Hannah Gason is a former cartographer who pursued her love of glass art at The Australian National University (ANU) for her second degree, and won the 2015 University Medal.
Hannah is the student speaker at the College of Arts and Social Science’s July graduation ceremony and will herself formally receive her Bachelor of Visual Arts (Glass) Hons. as she couldn’t attend in December 2015.
“I’m apprehensive about being the student speaker, but it’s an honour to be nominated,” Hannah says.
“My speech will focus on how everyone comes to university from all backgrounds, and that we don’t always follow the most direct path.
“I want to talk about how we’re always continuing to learn, even though you finish your studies. ANU really does prepare you for that – you learn so much.”
Originally from coastal Victoria, Hannah has taken every opportunity to confront her fear of public speaking, and to practice her art.
“I did a public speaking for women course before coming to the ANU, but actually found that coming to uni and with this degree, there are lots of opportunities to speak publicly,” she explains.

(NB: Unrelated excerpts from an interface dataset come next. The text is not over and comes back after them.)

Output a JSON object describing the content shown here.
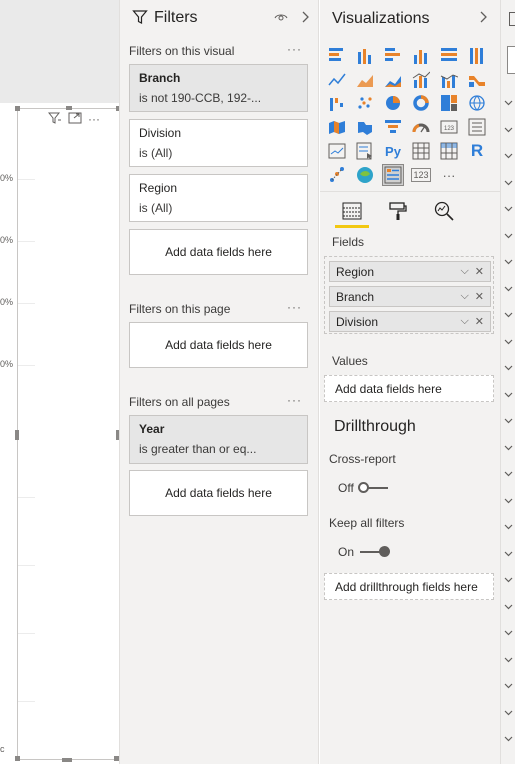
{
  "canvas": {
    "axis_labels": [
      "0%",
      "0%",
      "0%",
      "0%"
    ],
    "corner_label": "c"
  },
  "filters": {
    "title": "Filters",
    "sections": {
      "visual": "Filters on this visual",
      "page": "Filters on this page",
      "all": "Filters on all pages"
    },
    "more": "···",
    "visual_cards": [
      {
        "name": "Branch",
        "desc": "is not 190-CCB, 192-..."
      },
      {
        "name": "Division",
        "desc": "is (All)"
      },
      {
        "name": "Region",
        "desc": "is (All)"
      }
    ],
    "all_cards": [
      {
        "name": "Year",
        "desc": "is greater than or eq..."
      }
    ],
    "dropzone": "Add data fields here"
  },
  "viz": {
    "title": "Visualizations",
    "icons": [
      "stacked-bar-icon",
      "stacked-column-icon",
      "clustered-bar-icon",
      "clustered-column-icon",
      "100-stacked-bar-icon",
      "100-stacked-column-icon",
      "line-chart-icon",
      "area-chart-icon",
      "stacked-area-icon",
      "line-column-icon",
      "line-clustered-column-icon",
      "ribbon-chart-icon",
      "waterfall-icon",
      "scatter-icon",
      "pie-icon",
      "donut-icon",
      "treemap-icon",
      "map-icon",
      "filled-map-icon",
      "shape-map-icon",
      "funnel-icon",
      "gauge-icon",
      "card-icon",
      "multi-row-card-icon",
      "kpi-icon",
      "slicer-icon",
      "python-visual-icon",
      "table-icon",
      "matrix-icon",
      "r-visual-icon",
      "key-influencers-icon",
      "arcgis-map-icon",
      "custom-visual-icon",
      "number-card-icon",
      "more-visuals-icon"
    ],
    "selected_icon": "custom-visual-icon",
    "python_glyph": "Py",
    "r_glyph": "R",
    "number_glyph": "123",
    "more_glyph": "···",
    "fields_label": "Fields",
    "fields": [
      "Region",
      "Branch",
      "Division"
    ],
    "values_label": "Values",
    "values_dropzone": "Add data fields here",
    "drillthrough_title": "Drillthrough",
    "cross_report_label": "Cross-report",
    "cross_report_state": "Off",
    "keep_filters_label": "Keep all filters",
    "keep_filters_state": "On",
    "drillthrough_dropzone": "Add drillthrough fields here"
  },
  "colors": {
    "accent": "#f2c811",
    "pane_bg": "#f3f2f1",
    "selected_card": "#e6e6e6",
    "icon_blue": "#2f7ed8",
    "icon_orange": "#e8832a"
  }
}
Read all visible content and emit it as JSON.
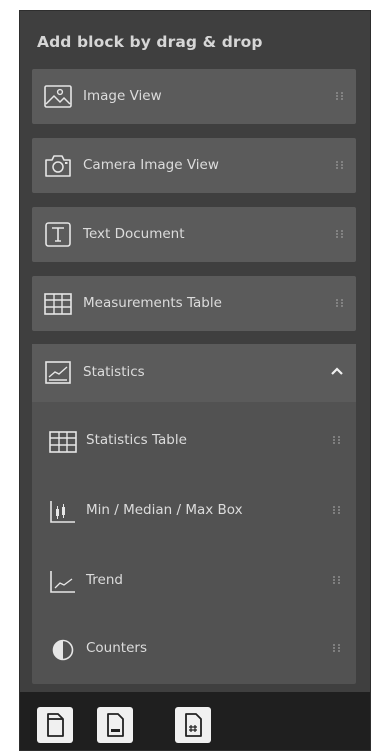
{
  "panel": {
    "title": "Add block by drag & drop"
  },
  "blocks": [
    {
      "label": "Image View",
      "icon": "image-icon"
    },
    {
      "label": "Camera Image View",
      "icon": "camera-icon"
    },
    {
      "label": "Text Document",
      "icon": "text-document-icon"
    },
    {
      "label": "Measurements Table",
      "icon": "table-icon"
    }
  ],
  "statistics": {
    "label": "Statistics",
    "icon": "statistics-chart-icon",
    "expanded": true,
    "items": [
      {
        "label": "Statistics Table",
        "icon": "table-icon"
      },
      {
        "label": "Min / Median / Max Box",
        "icon": "box-plot-icon"
      },
      {
        "label": "Trend",
        "icon": "trend-icon"
      },
      {
        "label": "Counters",
        "icon": "counters-icon"
      }
    ]
  },
  "footer": {
    "buttons": [
      {
        "icon": "page-icon"
      },
      {
        "icon": "page-footer-icon"
      },
      {
        "icon": "page-number-icon"
      }
    ]
  },
  "colors": {
    "panel_bg": "#3f3f3f",
    "card_bg": "#5b5b5b",
    "group_bg": "#525252",
    "footer_bg": "#1f1f1f",
    "text": "#dcdcdc"
  }
}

“I don’t really enjoy it, but it’s a good skill to have. You learn a lot from the pressure of having to speak in front of people, having to consider what you want to say.
“I still get nervous, but I can see the rewards from it.”
Those rewards include being part of the Reflections exhibition showing at Parliament House, featuring works by Canberra Glassworks artists.
Hannah studied horticulture initially at RMIT University, but soon switched to multimedia cartography. In 2006 she moved to Canberra to begin a mapmaking job at ANU. She dedicated her spare hours to creating glass art.
“I was working with glass on weekends and evenings, and the more I did it, the more I loved it,” Hannah recalls.
“I decided a visual arts degree was the right move for me. It was a big decision, but I am so glad I did.”
Head of the ANU Glass Workshop, Associate Professor Richard Whiteley, says he nominated Hannah for the University Medal because she showed accomplishments beyond her glass courses.
She continually sought challenges, looked to develop her research methods, and built upon her predecessors’ processes including workshop founder, Klaus Moje.
“She’d get to a level, look to other things that she’d dutifully research and unpack, continually pushing those layers in a sustained way,” Richard says.
Outside of university, Hannah has received several opportunities and awards, including being curated into professional exhibitions and had her work purchased for the national glass art collection – a rare feat for an undergraduate, Richard adds.
“She was a delight to work with, and was always very focussed on her studies.
“Her burning ambition was to develop her voice as an artist and every semester she’d push herself.
“The professional success she’s had since leaving is a testament to how hard and consistently she’s worked.”